Restate the records below exactly. Pictures are not part of the copy.
======== Available records
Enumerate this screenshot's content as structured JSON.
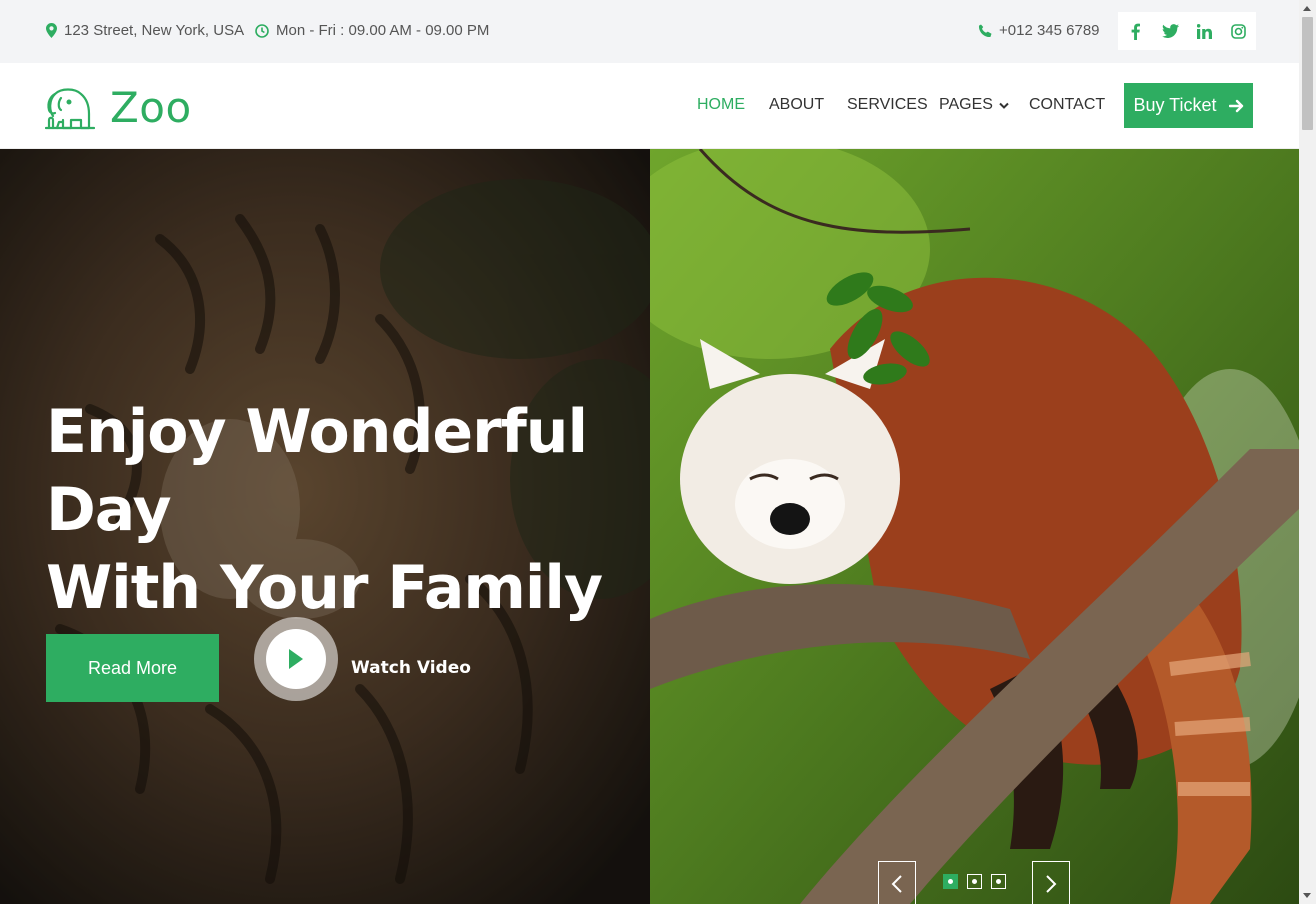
{
  "topbar": {
    "address": "123 Street, New York, USA",
    "hours": "Mon - Fri : 09.00 AM - 09.00 PM",
    "phone": "+012 345 6789",
    "social": [
      {
        "icon": "facebook-icon",
        "glyph": "f"
      },
      {
        "icon": "twitter-icon",
        "glyph": "t"
      },
      {
        "icon": "linkedin-icon",
        "glyph": "in"
      },
      {
        "icon": "instagram-icon",
        "glyph": "ig"
      }
    ]
  },
  "brand": {
    "name": "Zoo",
    "logo_icon": "elephant-icon"
  },
  "nav": {
    "items": [
      {
        "label": "HOME",
        "active": true
      },
      {
        "label": "ABOUT"
      },
      {
        "label": "SERVICES"
      },
      {
        "label": "PAGES",
        "has_dropdown": true
      },
      {
        "label": "CONTACT"
      }
    ],
    "cta": "Buy Ticket"
  },
  "hero": {
    "title_line1": "Enjoy Wonderful Day",
    "title_line2": "With Your Family",
    "primary_button": "Read More",
    "video_label": "Watch Video",
    "carousel": {
      "slide_count": 3,
      "active_index": 0
    }
  },
  "colors": {
    "accent": "#2ead61",
    "topbar_bg": "#f3f4f6"
  }
}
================
## Result for this exercise
Enumerate this screenshot's content as structured JSON.
{
  "topbar": {
    "address": "123 Street, New York, USA",
    "hours": "Mon - Fri : 09.00 AM - 09.00 PM",
    "phone": "+012 345 6789",
    "social": [
      {
        "icon": "facebook-icon",
        "glyph": "f"
      },
      {
        "icon": "twitter-icon",
        "glyph": "t"
      },
      {
        "icon": "linkedin-icon",
        "glyph": "in"
      },
      {
        "icon": "instagram-icon",
        "glyph": "ig"
      }
    ]
  },
  "brand": {
    "name": "Zoo",
    "logo_icon": "elephant-icon"
  },
  "nav": {
    "items": [
      {
        "label": "HOME",
        "active": true
      },
      {
        "label": "ABOUT"
      },
      {
        "label": "SERVICES"
      },
      {
        "label": "PAGES",
        "has_dropdown": true
      },
      {
        "label": "CONTACT"
      }
    ],
    "cta": "Buy Ticket"
  },
  "hero": {
    "title_line1": "Enjoy Wonderful Day",
    "title_line2": "With Your Family",
    "primary_button": "Read More",
    "video_label": "Watch Video",
    "carousel": {
      "slide_count": 3,
      "active_index": 0
    }
  },
  "colors": {
    "accent": "#2ead61",
    "topbar_bg": "#f3f4f6"
  }
}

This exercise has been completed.